  1. A Sanitized View of War
  2. A Glamorized View of War
  3. An Insult to Anyone who is or ever has Been Involved in War

First, let’s address the sanitizing or “white-washing”, as some critics are calling it. Stars Earn Stripes still has ten days to air, however, I think it’s safe to say that the actual decisions and consequences on the show are nothing like what they are in reality. The ad boasts that they will use “Real Explosions” and “Live Ammo”, as if this somehow adds weight or danger to the show. You what other shows have been using live ammo and real explosions for years?

Mythbusters

Deadliest Warrior (Sorry I couldn’t find a Gif for this)

…Or pretty much any show having anything to do with guns and explosions…

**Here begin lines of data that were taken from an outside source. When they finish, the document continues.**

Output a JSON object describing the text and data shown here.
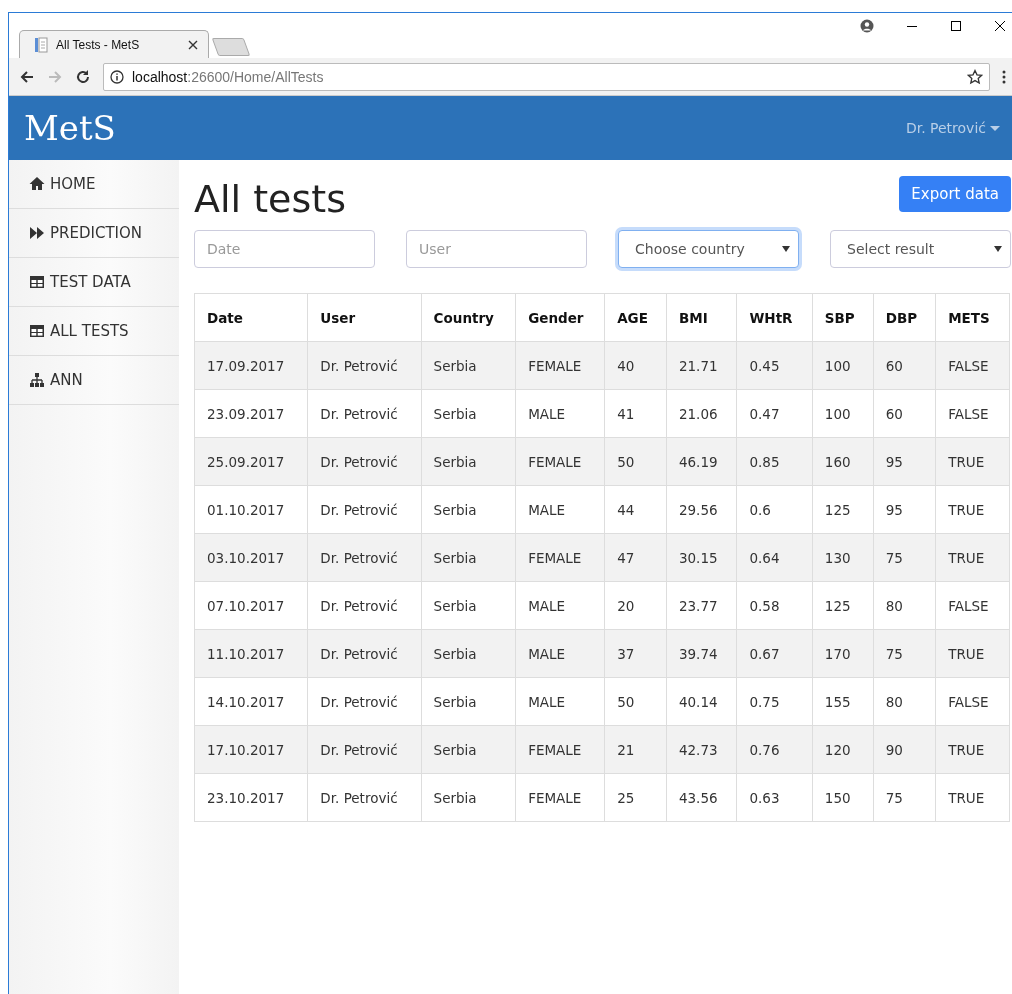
{
  "browser": {
    "tab_title": "All Tests - MetS",
    "url_host": "localhost",
    "url_path": ":26600/Home/AllTests"
  },
  "header": {
    "brand": "MetS",
    "user_menu": "Dr. Petrović"
  },
  "sidebar": {
    "items": [
      {
        "label": "HOME",
        "kind": "home"
      },
      {
        "label": "PREDICTION",
        "kind": "forward"
      },
      {
        "label": "TEST DATA",
        "kind": "table"
      },
      {
        "label": "ALL TESTS",
        "kind": "table"
      },
      {
        "label": "ANN",
        "kind": "tree"
      }
    ]
  },
  "page": {
    "title": "All tests",
    "export_button": "Export data"
  },
  "filters": [
    {
      "kind": "text",
      "placeholder": "Date",
      "focused": false
    },
    {
      "kind": "text",
      "placeholder": "User",
      "focused": false
    },
    {
      "kind": "select",
      "value": "Choose country",
      "focused": true
    },
    {
      "kind": "select",
      "value": "Select result",
      "focused": false
    }
  ],
  "table": {
    "columns": [
      "Date",
      "User",
      "Country",
      "Gender",
      "AGE",
      "BMI",
      "WHtR",
      "SBP",
      "DBP",
      "METS"
    ],
    "rows": [
      [
        "17.09.2017",
        "Dr. Petrović",
        "Serbia",
        "FEMALE",
        "40",
        "21.71",
        "0.45",
        "100",
        "60",
        "FALSE"
      ],
      [
        "23.09.2017",
        "Dr. Petrović",
        "Serbia",
        "MALE",
        "41",
        "21.06",
        "0.47",
        "100",
        "60",
        "FALSE"
      ],
      [
        "25.09.2017",
        "Dr. Petrović",
        "Serbia",
        "FEMALE",
        "50",
        "46.19",
        "0.85",
        "160",
        "95",
        "TRUE"
      ],
      [
        "01.10.2017",
        "Dr. Petrović",
        "Serbia",
        "MALE",
        "44",
        "29.56",
        "0.6",
        "125",
        "95",
        "TRUE"
      ],
      [
        "03.10.2017",
        "Dr. Petrović",
        "Serbia",
        "FEMALE",
        "47",
        "30.15",
        "0.64",
        "130",
        "75",
        "TRUE"
      ],
      [
        "07.10.2017",
        "Dr. Petrović",
        "Serbia",
        "MALE",
        "20",
        "23.77",
        "0.58",
        "125",
        "80",
        "FALSE"
      ],
      [
        "11.10.2017",
        "Dr. Petrović",
        "Serbia",
        "MALE",
        "37",
        "39.74",
        "0.67",
        "170",
        "75",
        "TRUE"
      ],
      [
        "14.10.2017",
        "Dr. Petrović",
        "Serbia",
        "MALE",
        "50",
        "40.14",
        "0.75",
        "155",
        "80",
        "FALSE"
      ],
      [
        "17.10.2017",
        "Dr. Petrović",
        "Serbia",
        "FEMALE",
        "21",
        "42.73",
        "0.76",
        "120",
        "90",
        "TRUE"
      ],
      [
        "23.10.2017",
        "Dr. Petrović",
        "Serbia",
        "FEMALE",
        "25",
        "43.56",
        "0.63",
        "150",
        "75",
        "TRUE"
      ]
    ]
  }
}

See, the celebrities might be in some danger- but hardly anything that you can’t find on other shows, and nothing on the level of what combat soldiers have to deal with. On top of this, I’m guessing that the celebrities aren’t going to actually kill anyone, or have to grapple with the moral and psychological ramifications of doing so. In fact, the celebrities will never have to worry about any of the basic aspects of military service that soldiers are expected to deal with- constant danger, the possibility of being disabled (if not killed or captured or tortured) for life, the possibility of killing and innocent civilian by accident, or (for the female contestants) the rampant problem of rape. Terry Crews is a tough guy, I’m sure, but I have my doubts as to how he’d react actually witnessing someone (on any side of the conflict) killed. Let’s face the facts, Stars Earn Stripes is not going to show you bodies in all their gory reality. This isn’t war- this is Hollywood.

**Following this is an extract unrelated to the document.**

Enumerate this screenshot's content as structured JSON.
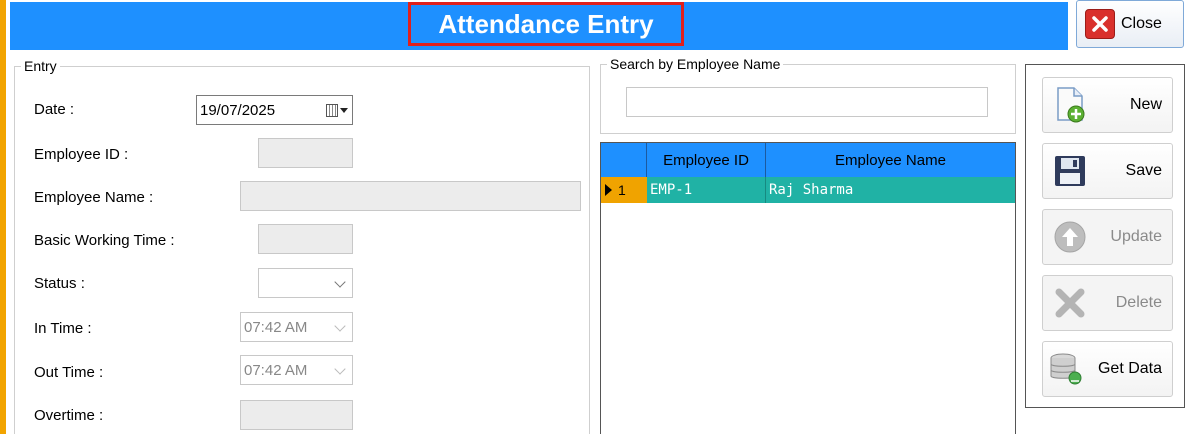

Second, let’s talk about the glamorization we’re sure to see hear. Of course Stars Earn Stripes will present the celebrities having little breakdowns, or getting dusty or bruised, but even John McClane got pretty trashed in Die Hard.

But the military isn’t just concussion grenades and contusions- there’s plenty of… well- boredom to it. I’m not saying this to put down the armed forces, I’m just trying to offer an accurate picture here. There are toilets to be scrubbed, mess halls to be cleaned, uniformed to be creased and beds to be made. There’s paperwork and basic maintenance. Are we gonna see the Stars Earn Stripes celebrities get chewed out for not having left six inches between their blankets and their sheets? I doubt it.

Thirdly, the combination of the previously mentioned points creates a completely and wholly inaccurate picture of the conditions the men and women of the military find themselves in. Stars Earn Stripes isn’t about the military, it’s about a highly fetishized aspect of war. And make no mistake- we’re not talking about just the military here- we’re talking about war. Without the past decade or so of nonstop conflict in Afghanistan, Iraq, and elsewhere, it’s highly doubtful that Stars Earn Stripes would even exist, after all, what’s the point of doing a show about the military if you can’t jam it full of explosions? An almost assured side-effect of this lousy and poorly thought-out attempt to “honor” the troops (i.e. make money off of them and their hardships) is the glorification of war. It doesn’t matter if you’re the most dogged pacifist or hard-line advocate of “just cause”- we all know that war itself is not something that should be portrayed this way. Maybe you think war is wrong, maybe you think war is right- you never think war is pretty. As William Tecumseh Sherman, perhaps the most brutal general of the Civil War, put it “There is many a boy here today who looks on war as all glory, but, boys, it is all Hell.”

The guy who burned Atlanta to the ground just by glaring at it would know….

It cheapens war. In the off chance that you want to hear my full rant about this, here’s the link. The simple version is that this drastic level of ignorance when it comes to the bloodshed- you know, the actual war is not only an insult to the military, but to any and all victims of war, and a direct attack upon the basic decency and dignity of humanity at large.

I’d say that NBC’s heart is in the right place, only I don’t think that’s true. I think this show is a calculated plan to manipulate emotions and capitalize off of human suffering. This has nothing to do with honoring anyone- this is about lining wallets.

Again, to NBC I submit this as my closing remark: